*TASK PROMPT:* Please filter the data below down to the lines holding the string "date".

[App and web page records]
/---
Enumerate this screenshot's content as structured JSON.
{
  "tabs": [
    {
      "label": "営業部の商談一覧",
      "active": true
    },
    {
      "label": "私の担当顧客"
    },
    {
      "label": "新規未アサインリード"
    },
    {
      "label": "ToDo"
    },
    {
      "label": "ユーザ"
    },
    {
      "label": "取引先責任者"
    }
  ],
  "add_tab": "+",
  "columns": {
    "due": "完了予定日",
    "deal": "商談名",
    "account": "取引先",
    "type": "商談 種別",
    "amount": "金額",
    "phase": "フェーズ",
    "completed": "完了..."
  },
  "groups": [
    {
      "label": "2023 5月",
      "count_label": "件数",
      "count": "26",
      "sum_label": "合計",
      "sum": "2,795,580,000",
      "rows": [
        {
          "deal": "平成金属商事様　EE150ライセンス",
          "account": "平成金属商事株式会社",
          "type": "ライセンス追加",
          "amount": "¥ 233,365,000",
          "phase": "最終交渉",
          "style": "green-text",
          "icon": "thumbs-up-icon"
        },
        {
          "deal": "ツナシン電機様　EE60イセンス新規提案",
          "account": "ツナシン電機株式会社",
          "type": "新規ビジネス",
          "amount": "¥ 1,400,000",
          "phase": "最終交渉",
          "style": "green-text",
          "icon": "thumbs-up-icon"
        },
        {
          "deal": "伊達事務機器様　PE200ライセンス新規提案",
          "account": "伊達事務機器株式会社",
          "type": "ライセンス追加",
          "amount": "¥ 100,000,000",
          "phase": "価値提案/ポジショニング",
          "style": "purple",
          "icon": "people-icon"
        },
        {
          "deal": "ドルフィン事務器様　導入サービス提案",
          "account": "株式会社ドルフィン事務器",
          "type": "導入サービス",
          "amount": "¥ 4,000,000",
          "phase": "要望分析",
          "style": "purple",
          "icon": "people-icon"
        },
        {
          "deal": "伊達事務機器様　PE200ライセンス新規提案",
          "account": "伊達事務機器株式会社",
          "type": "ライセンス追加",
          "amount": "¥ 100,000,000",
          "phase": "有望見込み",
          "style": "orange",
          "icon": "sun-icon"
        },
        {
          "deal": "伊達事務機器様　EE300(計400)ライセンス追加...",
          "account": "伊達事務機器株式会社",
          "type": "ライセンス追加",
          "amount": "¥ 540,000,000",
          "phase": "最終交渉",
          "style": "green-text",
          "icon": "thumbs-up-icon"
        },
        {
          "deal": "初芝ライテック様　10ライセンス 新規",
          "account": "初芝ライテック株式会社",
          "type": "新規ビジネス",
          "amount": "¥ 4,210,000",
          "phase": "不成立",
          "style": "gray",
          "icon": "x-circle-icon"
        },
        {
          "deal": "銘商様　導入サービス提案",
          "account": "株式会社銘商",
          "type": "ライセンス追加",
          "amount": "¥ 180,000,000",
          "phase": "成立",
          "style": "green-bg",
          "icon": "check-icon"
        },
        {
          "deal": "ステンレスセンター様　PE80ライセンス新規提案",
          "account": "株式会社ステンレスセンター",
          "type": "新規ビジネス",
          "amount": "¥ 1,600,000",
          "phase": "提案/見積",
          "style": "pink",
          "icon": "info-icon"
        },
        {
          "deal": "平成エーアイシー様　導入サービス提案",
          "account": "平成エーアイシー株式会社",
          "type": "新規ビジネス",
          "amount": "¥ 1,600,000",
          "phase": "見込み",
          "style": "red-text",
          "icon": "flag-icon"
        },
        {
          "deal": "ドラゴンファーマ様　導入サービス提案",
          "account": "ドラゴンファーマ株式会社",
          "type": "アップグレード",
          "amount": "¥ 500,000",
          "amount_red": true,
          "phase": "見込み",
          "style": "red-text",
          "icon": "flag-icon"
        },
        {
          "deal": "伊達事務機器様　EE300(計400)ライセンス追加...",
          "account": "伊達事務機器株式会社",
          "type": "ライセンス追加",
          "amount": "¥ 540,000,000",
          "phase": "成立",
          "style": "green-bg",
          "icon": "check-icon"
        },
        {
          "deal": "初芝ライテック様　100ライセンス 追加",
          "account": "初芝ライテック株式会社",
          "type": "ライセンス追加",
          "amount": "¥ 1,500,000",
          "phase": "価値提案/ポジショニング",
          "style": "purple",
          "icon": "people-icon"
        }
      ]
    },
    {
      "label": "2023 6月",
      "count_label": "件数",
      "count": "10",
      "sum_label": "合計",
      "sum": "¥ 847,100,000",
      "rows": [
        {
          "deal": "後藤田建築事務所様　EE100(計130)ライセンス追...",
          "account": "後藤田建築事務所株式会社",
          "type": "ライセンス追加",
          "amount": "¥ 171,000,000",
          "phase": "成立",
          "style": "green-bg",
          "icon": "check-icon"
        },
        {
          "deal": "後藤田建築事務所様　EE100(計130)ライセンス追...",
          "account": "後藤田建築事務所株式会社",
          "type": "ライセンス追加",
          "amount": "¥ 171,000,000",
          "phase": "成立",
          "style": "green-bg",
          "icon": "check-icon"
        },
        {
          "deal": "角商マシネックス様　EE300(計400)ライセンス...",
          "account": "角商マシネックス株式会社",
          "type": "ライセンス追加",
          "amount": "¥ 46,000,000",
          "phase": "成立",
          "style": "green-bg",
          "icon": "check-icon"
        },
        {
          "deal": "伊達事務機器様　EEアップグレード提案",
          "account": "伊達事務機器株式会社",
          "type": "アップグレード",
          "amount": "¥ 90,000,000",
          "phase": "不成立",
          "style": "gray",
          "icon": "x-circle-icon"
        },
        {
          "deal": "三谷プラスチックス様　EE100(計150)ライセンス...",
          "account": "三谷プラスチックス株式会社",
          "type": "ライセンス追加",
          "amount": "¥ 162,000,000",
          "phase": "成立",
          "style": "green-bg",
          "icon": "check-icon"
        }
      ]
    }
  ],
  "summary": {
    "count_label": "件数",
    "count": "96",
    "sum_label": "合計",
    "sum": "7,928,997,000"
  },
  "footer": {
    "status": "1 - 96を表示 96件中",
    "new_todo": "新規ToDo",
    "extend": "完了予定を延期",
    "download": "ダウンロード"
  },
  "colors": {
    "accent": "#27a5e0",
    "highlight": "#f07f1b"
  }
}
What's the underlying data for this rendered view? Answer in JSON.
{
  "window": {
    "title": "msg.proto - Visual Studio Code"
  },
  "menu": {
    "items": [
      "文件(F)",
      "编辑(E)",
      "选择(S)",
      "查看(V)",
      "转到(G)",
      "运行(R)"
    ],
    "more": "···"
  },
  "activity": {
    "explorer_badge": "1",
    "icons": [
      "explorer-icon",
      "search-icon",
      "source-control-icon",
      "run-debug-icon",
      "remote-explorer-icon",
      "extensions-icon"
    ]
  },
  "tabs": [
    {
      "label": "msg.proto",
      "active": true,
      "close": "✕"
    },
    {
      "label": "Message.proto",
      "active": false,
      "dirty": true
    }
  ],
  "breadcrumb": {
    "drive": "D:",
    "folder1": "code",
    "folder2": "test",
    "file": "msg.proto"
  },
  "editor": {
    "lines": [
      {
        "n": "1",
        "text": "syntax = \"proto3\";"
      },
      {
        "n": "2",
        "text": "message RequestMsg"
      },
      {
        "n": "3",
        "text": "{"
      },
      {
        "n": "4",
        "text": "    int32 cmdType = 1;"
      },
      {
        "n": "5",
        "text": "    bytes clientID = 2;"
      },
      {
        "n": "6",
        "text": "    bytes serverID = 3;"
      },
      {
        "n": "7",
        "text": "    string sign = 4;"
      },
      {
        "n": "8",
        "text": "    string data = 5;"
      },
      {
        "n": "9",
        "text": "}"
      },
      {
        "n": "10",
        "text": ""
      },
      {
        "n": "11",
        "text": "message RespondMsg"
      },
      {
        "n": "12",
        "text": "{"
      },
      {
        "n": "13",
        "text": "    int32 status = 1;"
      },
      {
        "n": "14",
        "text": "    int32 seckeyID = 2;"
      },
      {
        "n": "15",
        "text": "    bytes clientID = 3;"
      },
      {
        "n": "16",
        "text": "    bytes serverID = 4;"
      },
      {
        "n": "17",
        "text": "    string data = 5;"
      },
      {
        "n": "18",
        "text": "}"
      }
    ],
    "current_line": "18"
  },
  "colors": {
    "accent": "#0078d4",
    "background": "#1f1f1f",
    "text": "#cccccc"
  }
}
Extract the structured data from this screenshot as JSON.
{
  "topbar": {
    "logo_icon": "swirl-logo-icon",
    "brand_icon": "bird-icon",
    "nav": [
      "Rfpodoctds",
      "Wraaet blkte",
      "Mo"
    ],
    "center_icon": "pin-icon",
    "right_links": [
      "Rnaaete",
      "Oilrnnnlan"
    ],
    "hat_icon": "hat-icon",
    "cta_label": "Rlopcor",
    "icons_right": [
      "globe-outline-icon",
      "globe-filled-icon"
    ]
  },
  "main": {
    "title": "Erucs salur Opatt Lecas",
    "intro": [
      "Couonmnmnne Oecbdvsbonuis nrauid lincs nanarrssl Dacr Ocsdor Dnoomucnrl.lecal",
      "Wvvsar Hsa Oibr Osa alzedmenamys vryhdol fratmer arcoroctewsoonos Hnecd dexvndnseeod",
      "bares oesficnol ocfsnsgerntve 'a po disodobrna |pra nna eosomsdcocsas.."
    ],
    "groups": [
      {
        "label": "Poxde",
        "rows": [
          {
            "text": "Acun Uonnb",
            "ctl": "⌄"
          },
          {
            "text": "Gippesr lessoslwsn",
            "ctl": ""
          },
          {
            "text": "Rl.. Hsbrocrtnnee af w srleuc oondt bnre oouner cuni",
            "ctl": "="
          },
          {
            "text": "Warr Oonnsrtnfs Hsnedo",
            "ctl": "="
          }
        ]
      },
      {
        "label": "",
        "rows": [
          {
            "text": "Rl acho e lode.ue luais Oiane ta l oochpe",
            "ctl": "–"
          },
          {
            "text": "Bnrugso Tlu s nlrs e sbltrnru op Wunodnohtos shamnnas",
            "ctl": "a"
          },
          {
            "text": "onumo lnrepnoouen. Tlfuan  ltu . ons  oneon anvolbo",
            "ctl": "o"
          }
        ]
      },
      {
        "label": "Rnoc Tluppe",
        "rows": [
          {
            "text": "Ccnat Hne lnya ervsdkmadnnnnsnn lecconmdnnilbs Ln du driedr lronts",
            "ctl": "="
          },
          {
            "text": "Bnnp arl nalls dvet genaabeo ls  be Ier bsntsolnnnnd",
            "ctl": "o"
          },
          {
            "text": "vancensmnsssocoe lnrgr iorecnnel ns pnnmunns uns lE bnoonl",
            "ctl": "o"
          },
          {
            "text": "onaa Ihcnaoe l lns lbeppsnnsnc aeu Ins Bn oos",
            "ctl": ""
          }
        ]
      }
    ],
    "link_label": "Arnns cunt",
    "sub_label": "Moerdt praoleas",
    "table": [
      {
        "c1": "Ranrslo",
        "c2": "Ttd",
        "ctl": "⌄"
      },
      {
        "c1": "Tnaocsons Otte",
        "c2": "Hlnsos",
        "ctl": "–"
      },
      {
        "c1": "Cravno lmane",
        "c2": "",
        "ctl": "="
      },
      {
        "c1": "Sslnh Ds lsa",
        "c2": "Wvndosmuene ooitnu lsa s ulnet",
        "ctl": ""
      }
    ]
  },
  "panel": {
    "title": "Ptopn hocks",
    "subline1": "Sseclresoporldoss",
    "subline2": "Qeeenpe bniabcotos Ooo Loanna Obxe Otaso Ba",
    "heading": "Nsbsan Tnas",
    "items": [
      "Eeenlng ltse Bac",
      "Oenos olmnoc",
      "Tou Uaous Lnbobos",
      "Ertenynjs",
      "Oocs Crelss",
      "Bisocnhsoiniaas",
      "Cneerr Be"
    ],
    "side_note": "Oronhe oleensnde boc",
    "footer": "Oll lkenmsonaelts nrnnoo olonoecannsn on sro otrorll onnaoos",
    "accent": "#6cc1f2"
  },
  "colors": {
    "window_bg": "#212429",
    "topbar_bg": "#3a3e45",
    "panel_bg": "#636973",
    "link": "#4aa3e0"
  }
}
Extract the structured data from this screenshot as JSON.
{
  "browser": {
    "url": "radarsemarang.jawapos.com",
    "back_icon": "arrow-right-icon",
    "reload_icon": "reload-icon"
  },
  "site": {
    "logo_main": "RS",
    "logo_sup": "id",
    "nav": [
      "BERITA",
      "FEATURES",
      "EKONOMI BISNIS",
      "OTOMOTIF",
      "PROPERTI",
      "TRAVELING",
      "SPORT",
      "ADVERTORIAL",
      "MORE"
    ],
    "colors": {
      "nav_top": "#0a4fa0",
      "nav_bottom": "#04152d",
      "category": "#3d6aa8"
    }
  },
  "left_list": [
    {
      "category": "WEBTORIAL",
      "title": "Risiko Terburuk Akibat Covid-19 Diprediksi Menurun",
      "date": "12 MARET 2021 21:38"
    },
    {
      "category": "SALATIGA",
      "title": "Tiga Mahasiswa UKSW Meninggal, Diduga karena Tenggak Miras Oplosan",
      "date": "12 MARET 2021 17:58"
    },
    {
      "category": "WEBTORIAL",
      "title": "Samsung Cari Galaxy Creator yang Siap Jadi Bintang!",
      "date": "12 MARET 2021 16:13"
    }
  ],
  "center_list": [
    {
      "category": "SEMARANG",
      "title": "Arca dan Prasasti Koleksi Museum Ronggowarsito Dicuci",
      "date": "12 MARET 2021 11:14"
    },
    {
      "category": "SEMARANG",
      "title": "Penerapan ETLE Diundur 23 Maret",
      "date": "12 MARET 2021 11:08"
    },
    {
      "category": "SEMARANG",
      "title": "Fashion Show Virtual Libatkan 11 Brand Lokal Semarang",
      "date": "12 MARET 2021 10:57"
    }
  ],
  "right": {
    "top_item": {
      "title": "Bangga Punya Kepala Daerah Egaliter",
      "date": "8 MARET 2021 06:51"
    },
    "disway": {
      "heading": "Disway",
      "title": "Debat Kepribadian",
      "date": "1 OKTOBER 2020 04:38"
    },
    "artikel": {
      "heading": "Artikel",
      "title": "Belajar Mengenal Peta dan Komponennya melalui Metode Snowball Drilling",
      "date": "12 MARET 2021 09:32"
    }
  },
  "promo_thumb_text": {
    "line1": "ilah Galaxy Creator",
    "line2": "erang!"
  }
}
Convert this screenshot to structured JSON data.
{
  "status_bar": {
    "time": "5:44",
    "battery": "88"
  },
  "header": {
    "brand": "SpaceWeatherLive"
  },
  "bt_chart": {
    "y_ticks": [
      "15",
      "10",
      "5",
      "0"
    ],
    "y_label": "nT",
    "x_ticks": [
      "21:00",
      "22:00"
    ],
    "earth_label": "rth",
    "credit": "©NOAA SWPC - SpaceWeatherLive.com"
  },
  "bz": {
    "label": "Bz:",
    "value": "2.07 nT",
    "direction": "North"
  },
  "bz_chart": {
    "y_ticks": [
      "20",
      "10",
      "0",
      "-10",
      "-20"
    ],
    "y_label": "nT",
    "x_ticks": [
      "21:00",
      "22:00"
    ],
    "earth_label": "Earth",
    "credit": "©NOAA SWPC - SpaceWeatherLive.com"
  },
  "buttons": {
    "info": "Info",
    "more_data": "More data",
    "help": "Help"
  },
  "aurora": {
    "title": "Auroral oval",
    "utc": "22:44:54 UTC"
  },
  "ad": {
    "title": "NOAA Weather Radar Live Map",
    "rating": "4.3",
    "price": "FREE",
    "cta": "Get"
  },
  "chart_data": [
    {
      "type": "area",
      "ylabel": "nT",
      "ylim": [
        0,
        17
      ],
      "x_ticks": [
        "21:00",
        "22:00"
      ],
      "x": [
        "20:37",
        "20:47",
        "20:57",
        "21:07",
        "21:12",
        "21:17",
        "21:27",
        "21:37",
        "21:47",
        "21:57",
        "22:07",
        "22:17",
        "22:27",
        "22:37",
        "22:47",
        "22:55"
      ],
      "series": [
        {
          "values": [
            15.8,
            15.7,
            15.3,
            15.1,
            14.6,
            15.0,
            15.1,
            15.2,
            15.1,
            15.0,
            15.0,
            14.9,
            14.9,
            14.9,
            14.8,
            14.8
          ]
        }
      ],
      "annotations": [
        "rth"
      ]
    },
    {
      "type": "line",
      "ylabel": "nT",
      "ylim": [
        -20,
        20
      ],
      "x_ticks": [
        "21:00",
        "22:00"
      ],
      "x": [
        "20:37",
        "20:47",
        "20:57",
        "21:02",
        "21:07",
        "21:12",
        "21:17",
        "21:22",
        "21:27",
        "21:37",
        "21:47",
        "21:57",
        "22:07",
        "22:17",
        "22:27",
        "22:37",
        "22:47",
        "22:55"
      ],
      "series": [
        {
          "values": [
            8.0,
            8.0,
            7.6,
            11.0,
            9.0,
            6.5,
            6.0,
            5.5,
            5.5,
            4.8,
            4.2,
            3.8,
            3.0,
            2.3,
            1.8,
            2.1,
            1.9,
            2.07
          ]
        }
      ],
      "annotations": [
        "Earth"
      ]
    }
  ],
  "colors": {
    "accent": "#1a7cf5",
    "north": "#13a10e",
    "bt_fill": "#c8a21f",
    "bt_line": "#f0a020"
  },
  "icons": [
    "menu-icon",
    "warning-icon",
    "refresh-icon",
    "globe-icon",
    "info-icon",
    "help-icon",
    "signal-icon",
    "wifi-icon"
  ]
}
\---
*RESPONSE TO THE TASK:*
      "date": "12 MARET 2021 21:38"
      "date": "12 MARET 2021 17:58"
      "date": "12 MARET 2021 16:13"
      "date": "12 MARET 2021 11:14"
      "date": "12 MARET 2021 11:08"
      "date": "12 MARET 2021 10:57"
      "date": "8 MARET 2021 06:51"
      "date": "1 OKTOBER 2020 04:38"
      "date": "12 MARET 2021 09:32"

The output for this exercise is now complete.